None of us are perfect, but surely we can do better at showing a bit more consideration to our fellow 7 million Londoners. And if we do
fall short from time to time, not to bite the head off someone who kindly and politely points out an indiscretion. I promise I won’t bite your head off, but I still might accidentally hit you with a ruck sack.

Jake McMillan


Getting the girl to pay for Dinner!


Now we all know that when it comes to the first date there exists a socially accepted, gender-biased rule that men are meant to pay for dinner. But this is the 21st century; surely it should be 50:50 and, dare I say it, maybe even women should pay for the whole meal sometimes?

Well, this year I have been trying to see if I can get a woman to pay for dinner.

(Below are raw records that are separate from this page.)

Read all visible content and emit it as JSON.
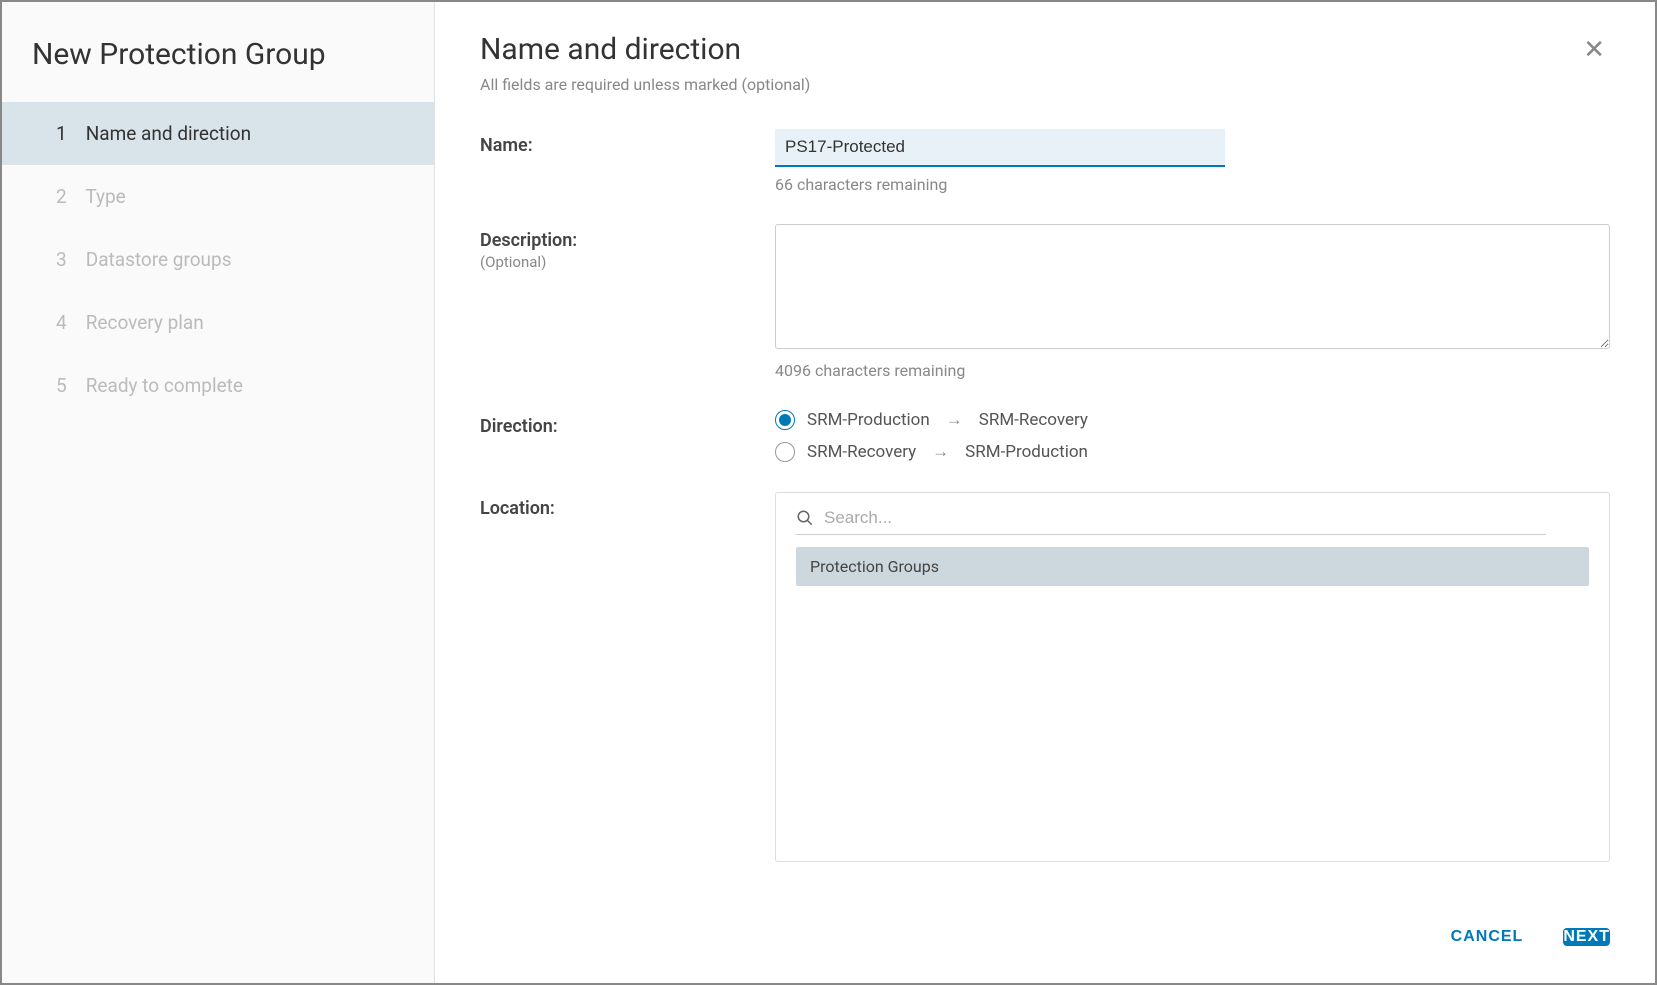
{
  "sidebar": {
    "title": "New Protection Group",
    "steps": [
      {
        "num": "1",
        "label": "Name and direction"
      },
      {
        "num": "2",
        "label": "Type"
      },
      {
        "num": "3",
        "label": "Datastore groups"
      },
      {
        "num": "4",
        "label": "Recovery plan"
      },
      {
        "num": "5",
        "label": "Ready to complete"
      }
    ]
  },
  "header": {
    "title": "Name and direction",
    "subtitle": "All fields are required unless marked (optional)"
  },
  "form": {
    "name_label": "Name:",
    "name_value": "PS17-Protected",
    "name_helper": "66 characters remaining",
    "desc_label": "Description:",
    "desc_optional": "(Optional)",
    "desc_value": "",
    "desc_helper": "4096 characters remaining",
    "direction_label": "Direction:",
    "direction_options": [
      {
        "from": "SRM-Production",
        "to": "SRM-Recovery",
        "selected": true
      },
      {
        "from": "SRM-Recovery",
        "to": "SRM-Production",
        "selected": false
      }
    ],
    "location_label": "Location:",
    "search_placeholder": "Search...",
    "location_item": "Protection Groups"
  },
  "footer": {
    "cancel": "CANCEL",
    "next": "NEXT"
  }
}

I am part of the generation who have feminist mums and rightly believe that men and women are different but equal, and so when it comes to going out, any costs should be divided straight down the middle. But no!

Women say it is a “nice gesture” when the man offers to pay and it shows that the man wants to look after them. This is, of course, complete guff, but men have to put up with it if they want dates number two and three. The difficulty for men – and it really is a choice of principles or punani – is that there is no standard viewpoint. Some women are OK with 50:50 and many others are not.

Being a feminist myself, and ignoring the fact that I am a tight-fisted so-and-so (like you hadn’t guessed already), I believe passionately in equality, but I also wouldn’t mind being in a relationship too. So, what am I to do?

Until we can get more women to ask men out, the answer is how you ask a lady. For example, if I say, “I’d like to take you out to dinner,” the clear inference is that I am taking responsibility for the dinner. Whereas, if I suggest that it would be nice to meet up, and offer dinner as a possible activity and she accepts, then it is a mutual agreement and so a 50:50 split is more appropriate. Why should heterosexual dates have different rules to gay dates, where it is much more fair.

So, how many women did I get to pay for the whole meal? Zero, of course. The sad truth is that unless you “forget your wallet” (which will not get you date number two), women will not pay for dinner on a first date. Sorry guys, we’re just going to have to reach deep into our pockets, or stay at home and reach deep into our pockets!

Jake McMillan